(ii) The adjustment provision produces a schedule of rent payments that is virtually identical to the schedule that would have resulted if G had actually borrowed money in an amount and on terms identical to the terms used in determining interest on the notional principal amount and the adjustment were based on that indebtedness. An adjustment based on actual indebtedness of the lessor would have been a variable interest rate provision eligible for a safe harbor under paragraph (c)(3)(ii)(A) of this section. Accordingly, based on all the facts and circumstances, the adjustment provision did not have as one of its principal purposes the avoidance of Federal income tax, and thus the long-term agreement will not be treated as disqualified.

Example 6. (i) X and Y enter into a leaseback for a 5-year lease of personal property beginning on January 1, 1998, and ending on December 31, 2002. The rental agreement provides that $0 of rent is allocated to years 1998, 1999, and 2000, and that rent of $17,500,000 is allocated to years 2001 and 2002. The rental agreement provides that the rent allocated to each year is payable on December 31 of that year. Assume all rental periods are the calendar year. Assume also that 110 percent of the applicable Federal rate based on annual compounding is 12 percent.

(ii)(A) If the Commissioner determines that the leaseback is disqualified, the constant rental amount is computed as follows:

(B) Step 1 in calculating the constant rental amount is to determine the present value of the two payments due under the rental agreement as follows:

eCFR graphic er18my99.003.gif

View or download PDF

(iii) Because no amounts of rent are payable before the lease term, Step 2 in calculating the constant rental amount is to determine the present value as of the first day of the lease term of $1 to be received at the end of each rental period during the lease term. This results in a present value of $3.6047762. In Step 3 the amount determined in Step 1 is divided by the number of dollars determined in Step 2. Thus, the constant rental amount is $5,839,901 for each calendar year during the lease term computed as follows:
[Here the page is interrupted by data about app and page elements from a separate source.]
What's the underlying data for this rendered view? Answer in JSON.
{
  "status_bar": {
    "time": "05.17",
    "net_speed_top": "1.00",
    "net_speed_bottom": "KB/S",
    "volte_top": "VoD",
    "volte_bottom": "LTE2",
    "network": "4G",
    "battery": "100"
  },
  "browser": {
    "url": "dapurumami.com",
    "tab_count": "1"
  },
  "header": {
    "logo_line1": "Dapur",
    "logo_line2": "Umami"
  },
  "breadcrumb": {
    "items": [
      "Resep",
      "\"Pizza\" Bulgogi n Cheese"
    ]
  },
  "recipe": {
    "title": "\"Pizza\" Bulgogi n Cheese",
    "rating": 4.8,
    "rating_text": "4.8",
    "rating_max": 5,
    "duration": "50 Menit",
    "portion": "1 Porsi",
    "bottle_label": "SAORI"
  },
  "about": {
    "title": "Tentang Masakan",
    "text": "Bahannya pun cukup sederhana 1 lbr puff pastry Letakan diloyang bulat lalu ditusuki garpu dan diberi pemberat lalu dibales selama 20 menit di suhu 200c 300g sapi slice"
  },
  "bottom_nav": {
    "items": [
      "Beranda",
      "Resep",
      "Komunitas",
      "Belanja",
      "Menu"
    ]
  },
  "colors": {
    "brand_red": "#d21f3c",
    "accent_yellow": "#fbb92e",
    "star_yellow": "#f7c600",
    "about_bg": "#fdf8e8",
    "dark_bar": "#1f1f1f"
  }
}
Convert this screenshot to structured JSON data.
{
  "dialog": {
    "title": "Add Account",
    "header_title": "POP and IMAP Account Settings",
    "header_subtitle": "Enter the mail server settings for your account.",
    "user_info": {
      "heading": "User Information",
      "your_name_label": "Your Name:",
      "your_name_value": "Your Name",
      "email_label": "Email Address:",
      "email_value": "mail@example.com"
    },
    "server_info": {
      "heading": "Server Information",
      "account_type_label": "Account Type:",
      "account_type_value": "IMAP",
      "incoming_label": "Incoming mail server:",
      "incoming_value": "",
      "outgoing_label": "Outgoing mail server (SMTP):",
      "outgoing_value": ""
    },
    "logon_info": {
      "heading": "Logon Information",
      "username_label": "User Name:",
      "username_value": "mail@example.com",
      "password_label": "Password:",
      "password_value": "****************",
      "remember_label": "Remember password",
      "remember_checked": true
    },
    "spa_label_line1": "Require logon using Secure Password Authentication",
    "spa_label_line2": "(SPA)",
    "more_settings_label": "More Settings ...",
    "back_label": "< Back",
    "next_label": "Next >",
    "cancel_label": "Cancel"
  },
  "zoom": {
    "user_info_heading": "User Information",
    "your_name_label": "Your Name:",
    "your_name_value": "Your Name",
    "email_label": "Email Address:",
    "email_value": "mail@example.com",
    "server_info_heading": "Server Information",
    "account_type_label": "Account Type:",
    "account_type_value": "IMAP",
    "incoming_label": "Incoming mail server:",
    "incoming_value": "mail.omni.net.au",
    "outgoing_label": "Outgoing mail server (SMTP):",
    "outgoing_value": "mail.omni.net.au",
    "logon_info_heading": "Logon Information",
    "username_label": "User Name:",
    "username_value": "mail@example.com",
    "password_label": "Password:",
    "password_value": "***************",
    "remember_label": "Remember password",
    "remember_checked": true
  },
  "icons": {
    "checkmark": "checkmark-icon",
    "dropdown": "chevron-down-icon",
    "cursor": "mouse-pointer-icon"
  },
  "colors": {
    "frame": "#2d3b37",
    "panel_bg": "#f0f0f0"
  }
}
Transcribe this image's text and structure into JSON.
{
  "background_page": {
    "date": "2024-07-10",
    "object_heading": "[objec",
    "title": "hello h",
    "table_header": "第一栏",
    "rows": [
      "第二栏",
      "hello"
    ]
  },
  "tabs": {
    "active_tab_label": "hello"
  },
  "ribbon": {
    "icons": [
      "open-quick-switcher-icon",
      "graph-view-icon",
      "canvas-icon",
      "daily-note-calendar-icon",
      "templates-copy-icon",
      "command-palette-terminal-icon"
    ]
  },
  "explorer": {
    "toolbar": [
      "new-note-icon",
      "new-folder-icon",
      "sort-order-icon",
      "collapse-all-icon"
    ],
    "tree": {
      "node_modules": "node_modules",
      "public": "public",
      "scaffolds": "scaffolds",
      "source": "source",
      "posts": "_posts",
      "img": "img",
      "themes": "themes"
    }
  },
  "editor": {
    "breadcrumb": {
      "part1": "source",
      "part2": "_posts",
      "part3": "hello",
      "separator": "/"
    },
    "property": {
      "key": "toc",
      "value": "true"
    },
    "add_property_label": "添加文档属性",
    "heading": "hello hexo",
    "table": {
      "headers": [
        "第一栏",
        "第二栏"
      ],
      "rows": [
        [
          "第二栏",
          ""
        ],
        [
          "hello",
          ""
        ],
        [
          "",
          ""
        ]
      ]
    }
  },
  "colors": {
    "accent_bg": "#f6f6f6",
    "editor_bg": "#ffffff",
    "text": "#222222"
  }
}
eCFR graphic er18my99.004.gif

View or download PDF

[T.D. 8820, 64 FR 26860, May 18, 1999, as amended by T.D. 8917, 66 FR 1040, Jan. 5, 2001]